Your goal is to make it easy for me, the slush reader, to enjoy your story. Asking me to google your name in order to find your publications is not going to earn you any points. Frankly, I’m busy. I’m not going to bother doing this, and I’m going to just pretend that you have no relevant qualifications. For all I know, this may be true. You certainly didn’t point anything out as being especially important. I probably won’t follow a link to your website for your qualifications, unless there’s something really interesting in your cover letter. I have enough tabs open in my browser right now. I don’t really want to open another. What is best here is to provide a short list of your relevant publication history. If the market is smaller, and not necessarily related to the current market, it might help to explain what it is. Is it a small university literary journal? Or is it a flash fiction online journal? Paid markets are likely more relevant.

Most importantly, if you have ever been accepted at my market, mention it here. If you have received personal feedback from the editors here, mention it. Do not assume that I’m the slush reader who read your last story. Do not assume that the editors will immediately recognize your name.

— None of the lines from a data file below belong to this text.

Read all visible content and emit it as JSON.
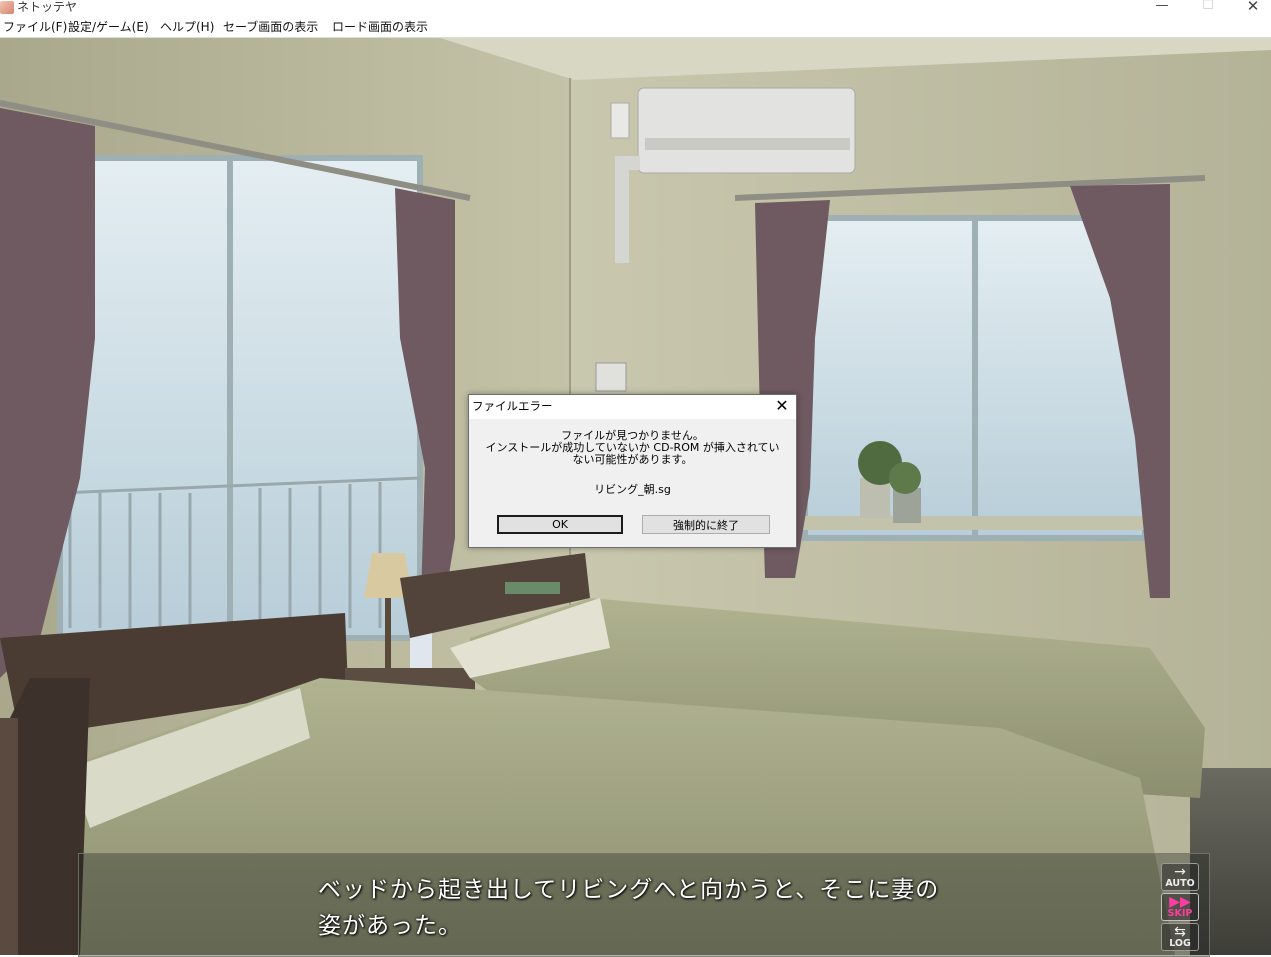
{
  "window": {
    "title": "ネトッテヤ",
    "minimize_glyph": "—",
    "maximize_glyph": "☐",
    "close_glyph": "✕"
  },
  "menu": [
    {
      "label": "ファイル(F)"
    },
    {
      "label": "設定/ゲーム(E)"
    },
    {
      "label": "ヘルプ(H)"
    },
    {
      "label": "セーブ画面の表示"
    },
    {
      "label": "ロード画面の表示"
    }
  ],
  "dialog": {
    "title": "ファイルエラー",
    "close_glyph": "✕",
    "message_lines": [
      "ファイルが見つかりません。",
      "インストールが成功していないか CD-ROM が挿入されてい",
      "ない可能性があります。"
    ],
    "filename": "リビング_朝.sg",
    "ok_label": "OK",
    "force_quit_label": "強制的に終了"
  },
  "message": {
    "line1": "ベッドから起き出してリビングへと向かうと、そこに妻の",
    "line2": "姿があった。"
  },
  "side_buttons": {
    "auto": {
      "icon": "→",
      "label": "AUTO"
    },
    "skip": {
      "icon": "▶▶",
      "label": "SKIP"
    },
    "log": {
      "icon": "⇆",
      "label": "LOG"
    }
  },
  "colors": {
    "skip_accent": "#ff3ca0",
    "wall": "#b8b79a",
    "curtain": "#6e5a60"
  }
}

If I’m not made aware of any past acceptance or feedback from the editors, I’m going to treat your story like all others. If I know about prior feedback, I’ll still read it and provide comments to the editors, but it will be passed on to them for further review.

Now to the manuscript. For the love of all that is pure and good in this world, do not use the Papyrus or Comic Sans fonts. There is something to be said about a good non-proportional font like Courier. The Van Halen brown M&Ms contract clause is a true urban legend. Paying attention to the small details will show that you’re serious. There are numerous manuscript guidelines available online. Here’s a link to Science Fiction writer Robert J. Sawyer’s manuscript checklist. Ignoring this advice won’t make me reject your manuscript, but following it will help.

As for the manuscript’s content, how many times have you read it? Have you read it aloud? Where does it trip you up while reading? Sometimes it can help if you read it in a different voice. How would James Earl Jones narrate your story? How would William Shatner narrate it? Remember that although his reading of Sarah Palin’s rejection speech sounded poetic, doesn’t mean that the original material was very good.

Try to remember that with electronic submissions, the words you see underlined in red in your word processor appear underlined in mine as well. Don’t draw attention to problems in your manuscript. Do you have a part in your story where you have several paragraphs of backstory? This is called exposition, and it will kill my desire to read any further. This is even worse when the exposition is more interesting than the rest of your story. If you really feel this information is important, break it up into smaller chunks to be revealed slowly throughout your story. Keep me interested in your story.

Pay attention to the mechanics of narration. Don’t suddenly shift verb tenses, or point of view. The traditional modern story is told in third person, using the past tense. “He picked up the gun”, not “I pick up the gun” or “He picks up the gun”. Unless you have experience writing in other forms, try and stick with the standards. Remember, your goal is to make it easy for me to pass your story on to the editor.

In general, be professional and courteous. Give me context in your cover letter, and make it as easy as possible for me to like your story. I will appreciate it.

For a similar perspective on submissions, read Molly Tanzer’s post from higher up on the slush pile.